B.C. Goodpasture: "It is not the mission of the church to furnish amusement for the world or even for its own members. Innocent amusement in proper proportion has its place in the life of all normal persons, but it is not the business of the church to furnish it. The church would come off a poor second if it undertook to compete with institutions established for the express purpose of entertaining people. It would make itself ridiculous if it entered into such competition. Again, it is not the responsibility of the church as such to furnish recreation for its members. A certain amount of recreation is necessary to the health and happiness of the individual . . . but it is not the function of the church to furnish the play. The church was not established to furnish athletics. .For the church to turn aside from its divine work to furnish amusement and recreation is to pervert its mission. It is to degrade its mission. Amusement and recreation should stem from the home rather than the church. The church, like Nehemiah, has a great work to do; and it should not come down on the plains of Ono to amuse and entertain. As the church turns its attention to amusement and recreation, it will be shorn of its power as Samson was when his hair was cut. Only as the church becomes worldly, as it pillows its head on the lap of Delilah, will it want to turn from its wonted course to relatively unimportant matters.
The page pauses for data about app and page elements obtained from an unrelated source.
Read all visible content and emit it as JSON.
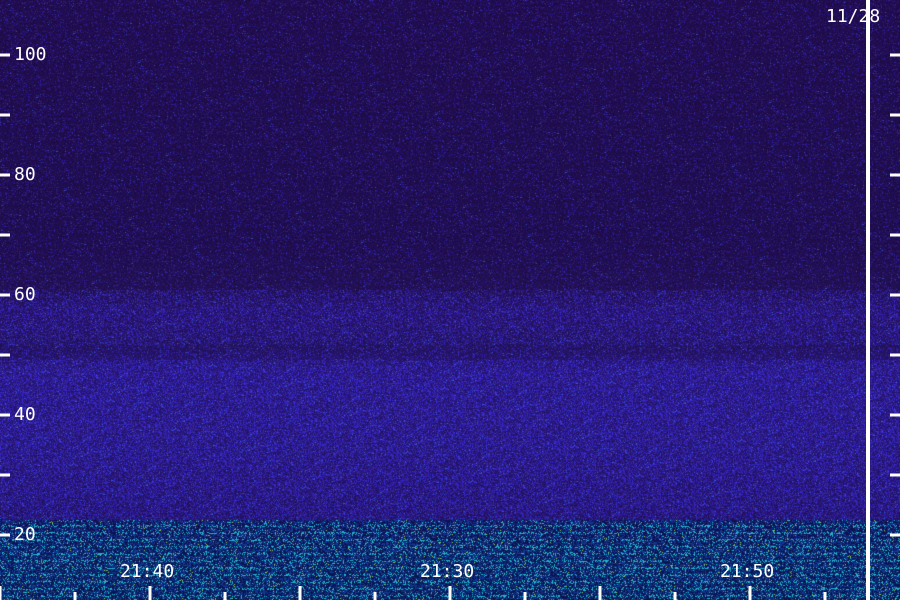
{
  "chart_data": {
    "type": "heatmap",
    "date_label": "11/28",
    "y_ticks_labeled": [
      "100",
      "80",
      "60",
      "40",
      "20"
    ],
    "y_tick_values": [
      100,
      80,
      60,
      40,
      20
    ],
    "y_minor_values": [
      90,
      70,
      50,
      30
    ],
    "ylim": [
      12,
      110
    ],
    "x_tick_labels": [
      "21:40",
      "21:30",
      "21:50"
    ],
    "colors": {
      "low": "#1b0a40",
      "mid": "#2e22a8",
      "high": "#20d0e0",
      "peak": "#c8f040"
    }
  }
}
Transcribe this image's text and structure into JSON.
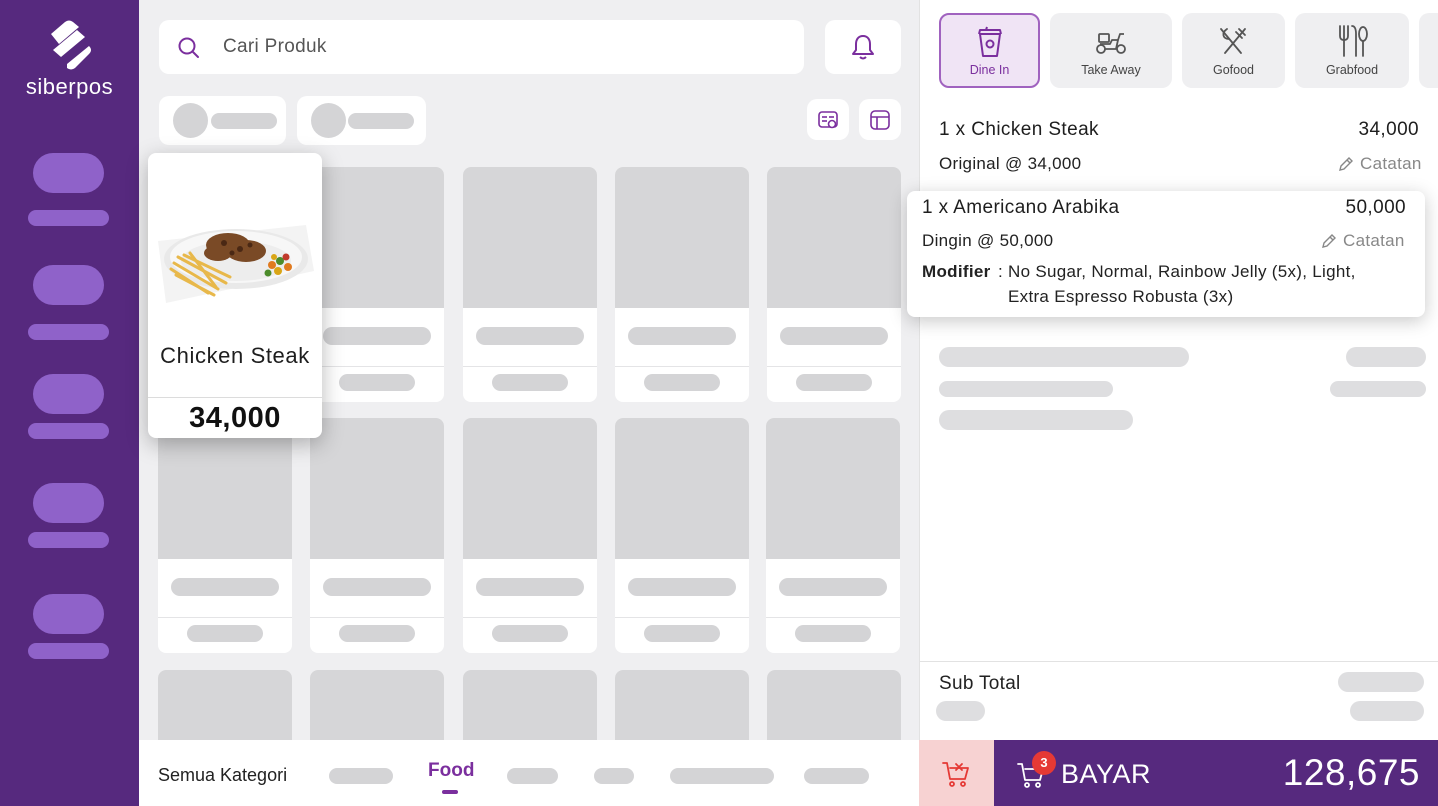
{
  "brand": {
    "name": "siberpos",
    "logo_icon": "siberpos-logo-icon"
  },
  "search": {
    "placeholder": "Cari Produk",
    "icon": "search-icon"
  },
  "header": {
    "notification_icon": "bell-icon"
  },
  "featured_product": {
    "name": "Chicken Steak",
    "price": "34,000",
    "image_icon": "steak-plate-icon"
  },
  "categories": {
    "all_label": "Semua Kategori",
    "active_label": "Food"
  },
  "order_types": [
    {
      "label": "Dine In",
      "icon": "cup-icon",
      "active": true
    },
    {
      "label": "Take Away",
      "icon": "scooter-icon",
      "active": false
    },
    {
      "label": "Gofood",
      "icon": "fork-knife-icon",
      "active": false
    },
    {
      "label": "Grabfood",
      "icon": "utensils-icon",
      "active": false
    }
  ],
  "order_items": [
    {
      "title": "1 x Chicken Steak",
      "amount": "34,000",
      "variant": "Original @ 34,000",
      "note_label": "Catatan"
    },
    {
      "title": "1 x Americano Arabika",
      "amount": "50,000",
      "variant": "Dingin @ 50,000",
      "note_label": "Catatan",
      "modifier_label": "Modifier",
      "modifier_sep": ":",
      "modifier_line1": "No Sugar, Normal, Rainbow Jelly (5x), Light,",
      "modifier_line2": "Extra Espresso Robusta (3x)"
    }
  ],
  "summary": {
    "subtotal_label": "Sub Total"
  },
  "checkout": {
    "pay_label": "BAYAR",
    "total": "128,675",
    "cart_count": "3",
    "colors": {
      "primary": "#56297e",
      "accent": "#7b2f9e",
      "danger": "#e53935"
    }
  }
}
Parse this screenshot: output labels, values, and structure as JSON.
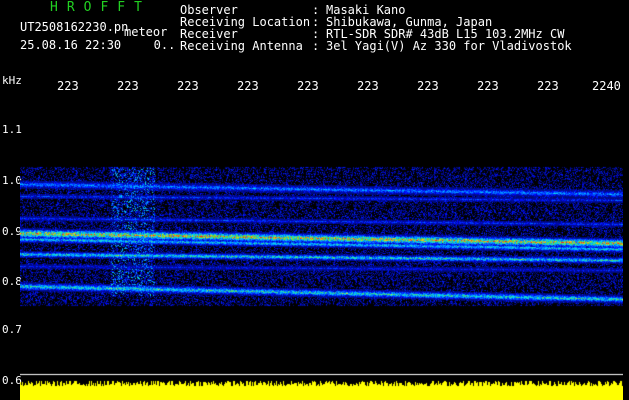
{
  "header": {
    "app_title": "HROFFT",
    "file_name": "UT2508162230.pn",
    "meteor_label": "meteor",
    "date_time": "25.08.16 22:30",
    "count": "0.."
  },
  "info": [
    {
      "label": "Observer",
      "value": "Masaki Kano"
    },
    {
      "label": "Receiving Location",
      "value": "Shibukawa, Gunma, Japan"
    },
    {
      "label": "Receiver",
      "value": "RTL-SDR SDR# 43dB L15 103.2MHz CW"
    },
    {
      "label": "Receiving Antenna",
      "value": "3el Yagi(V) Az 330 for Vladivostok"
    }
  ],
  "axes": {
    "unit": "kHz",
    "x_ticks": [
      "223",
      "223",
      "223",
      "223",
      "223",
      "223",
      "223",
      "223",
      "223",
      "2240"
    ],
    "y_ticks": [
      "1.1",
      "1.0",
      "0.9",
      "0.8",
      "0.7",
      "0.6"
    ]
  },
  "colors": {
    "background": "#000000",
    "title_green": "#22d022",
    "text": "#ffffff",
    "power_yellow": "#ffff00",
    "noise_blue": "#0a1a9a"
  }
}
Imagine Paul selecting and training a group of brethren to compete in the Isthmian games!" (Gospel Advocate, May 20, 1948, p. 484)
Roy H. Lanier, Sr.: "Recreation and entertainment are good for young people,. . . But such activities are the responsibility of the home, not the church. . .And there are congregations which have kindergartens five days a week for children under school age. Some of them charge tuition, but some do not. . . Where is the Scripture which authorizes a church to educate the children of parents who are able to pay for their education? And if the church charges tuition, where is the Scripture that authorizes the church to charge for its services? A church may as well charge for its Sunday school instruction as to charge for its Monday school instruction. The truth of the matter is that the church is involved in a work which it is not authorized to do, and using the time and energy of its members in a work which is the responsibility of the home" (Firm Foundation, March 22, 1977, p. 201).
Compiled by Shawn Paden